=== What this task involves ===
How many lines of the data contain the word "girl"? Give only that number.

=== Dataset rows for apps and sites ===
* * *

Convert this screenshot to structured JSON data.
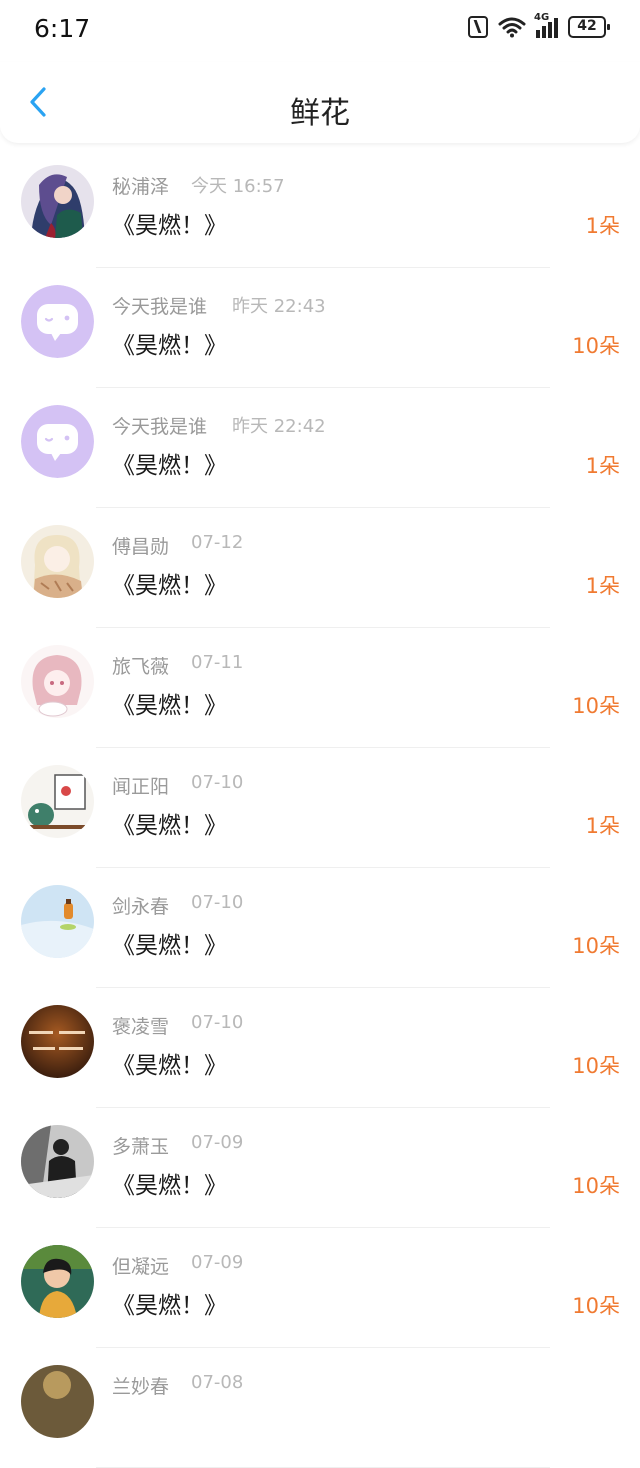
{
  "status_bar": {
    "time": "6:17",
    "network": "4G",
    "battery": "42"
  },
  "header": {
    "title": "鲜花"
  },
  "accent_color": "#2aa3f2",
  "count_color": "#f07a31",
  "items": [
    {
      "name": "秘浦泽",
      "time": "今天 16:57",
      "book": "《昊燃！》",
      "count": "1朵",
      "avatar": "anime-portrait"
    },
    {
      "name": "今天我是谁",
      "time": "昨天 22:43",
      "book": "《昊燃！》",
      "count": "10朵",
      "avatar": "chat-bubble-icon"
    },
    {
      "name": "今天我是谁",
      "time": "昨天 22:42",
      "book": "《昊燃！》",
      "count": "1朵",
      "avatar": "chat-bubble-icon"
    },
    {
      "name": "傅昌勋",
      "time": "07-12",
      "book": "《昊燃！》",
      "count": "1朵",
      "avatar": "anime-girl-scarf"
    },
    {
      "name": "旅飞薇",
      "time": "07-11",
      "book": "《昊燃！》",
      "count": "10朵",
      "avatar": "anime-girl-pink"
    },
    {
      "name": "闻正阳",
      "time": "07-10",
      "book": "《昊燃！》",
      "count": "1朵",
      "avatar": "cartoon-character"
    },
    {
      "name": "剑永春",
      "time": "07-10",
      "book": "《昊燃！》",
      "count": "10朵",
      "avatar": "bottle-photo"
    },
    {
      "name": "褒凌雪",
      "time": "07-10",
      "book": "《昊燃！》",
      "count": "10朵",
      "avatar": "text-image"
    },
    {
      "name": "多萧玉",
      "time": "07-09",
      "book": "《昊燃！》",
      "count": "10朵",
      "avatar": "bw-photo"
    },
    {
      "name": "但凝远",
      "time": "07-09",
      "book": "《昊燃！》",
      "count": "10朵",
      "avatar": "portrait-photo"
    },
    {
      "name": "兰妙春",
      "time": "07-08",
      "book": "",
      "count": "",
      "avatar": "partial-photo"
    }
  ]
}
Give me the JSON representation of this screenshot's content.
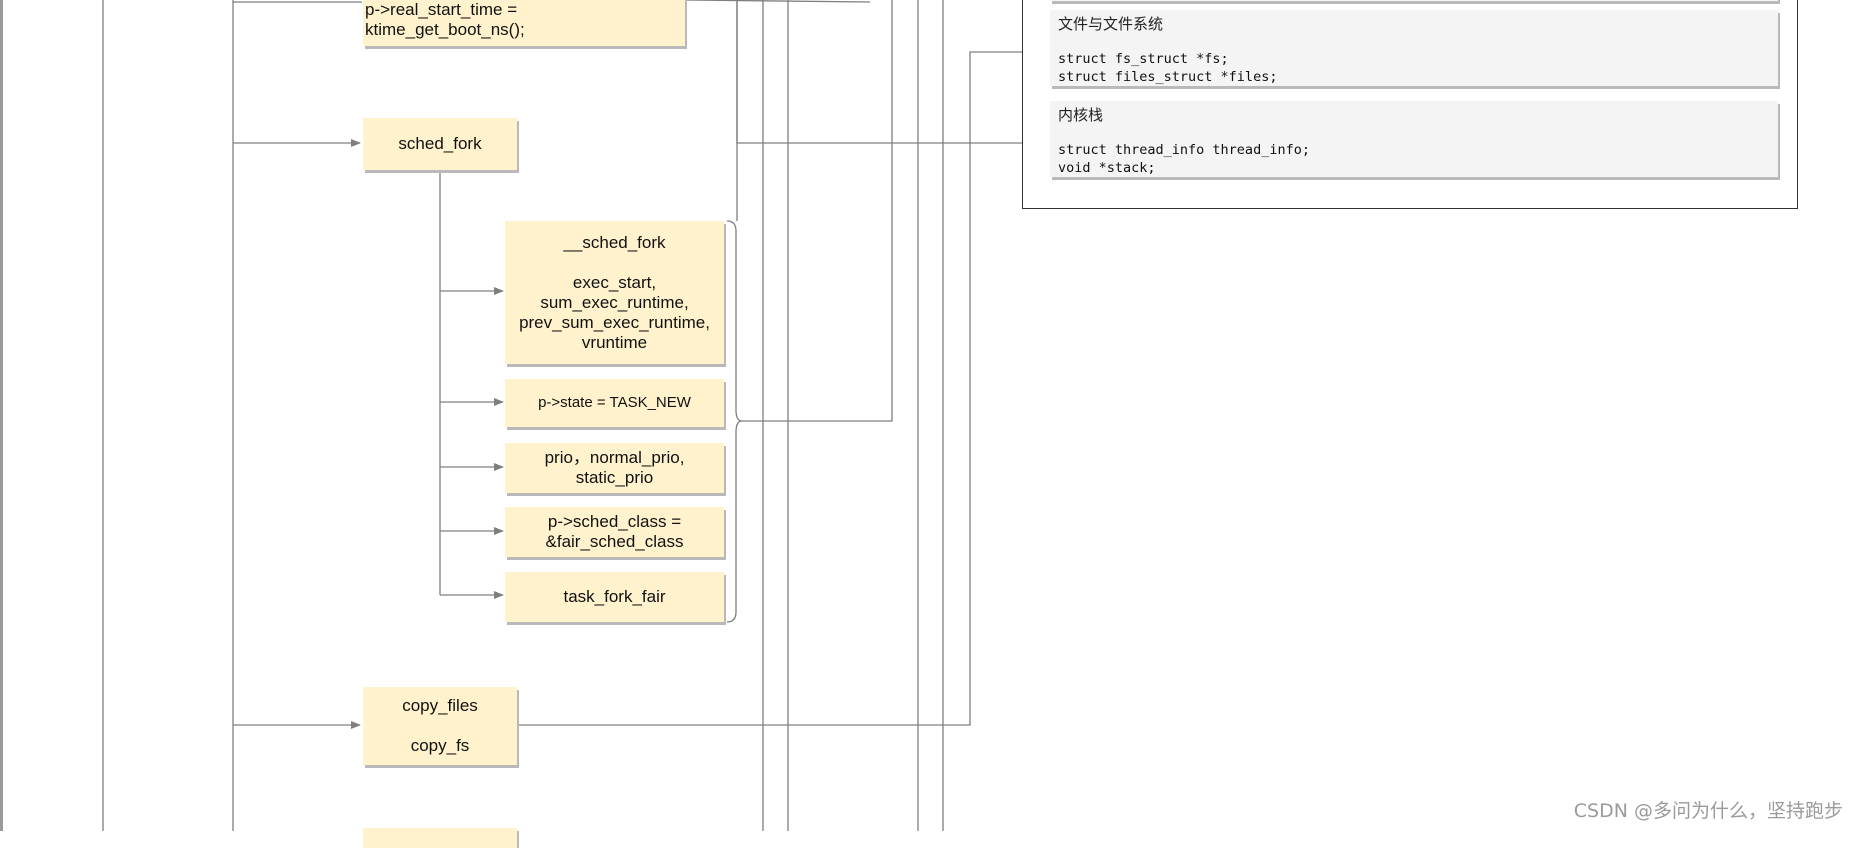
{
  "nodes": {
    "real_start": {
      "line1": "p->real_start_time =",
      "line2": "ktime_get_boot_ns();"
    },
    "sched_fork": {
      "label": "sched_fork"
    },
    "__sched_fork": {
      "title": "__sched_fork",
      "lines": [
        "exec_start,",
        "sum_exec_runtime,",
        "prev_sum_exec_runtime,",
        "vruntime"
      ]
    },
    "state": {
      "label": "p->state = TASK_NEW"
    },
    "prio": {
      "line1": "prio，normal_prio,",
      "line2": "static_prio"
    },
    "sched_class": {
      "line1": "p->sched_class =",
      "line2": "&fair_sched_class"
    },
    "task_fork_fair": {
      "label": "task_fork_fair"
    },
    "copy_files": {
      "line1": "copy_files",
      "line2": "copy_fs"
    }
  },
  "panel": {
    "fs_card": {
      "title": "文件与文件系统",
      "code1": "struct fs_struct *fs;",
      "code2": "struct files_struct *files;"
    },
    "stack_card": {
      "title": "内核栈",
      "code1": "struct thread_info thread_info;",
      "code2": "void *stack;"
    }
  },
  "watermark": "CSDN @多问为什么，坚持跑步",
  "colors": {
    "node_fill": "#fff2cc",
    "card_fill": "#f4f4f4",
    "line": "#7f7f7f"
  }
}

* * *

=== Exercise result ===
2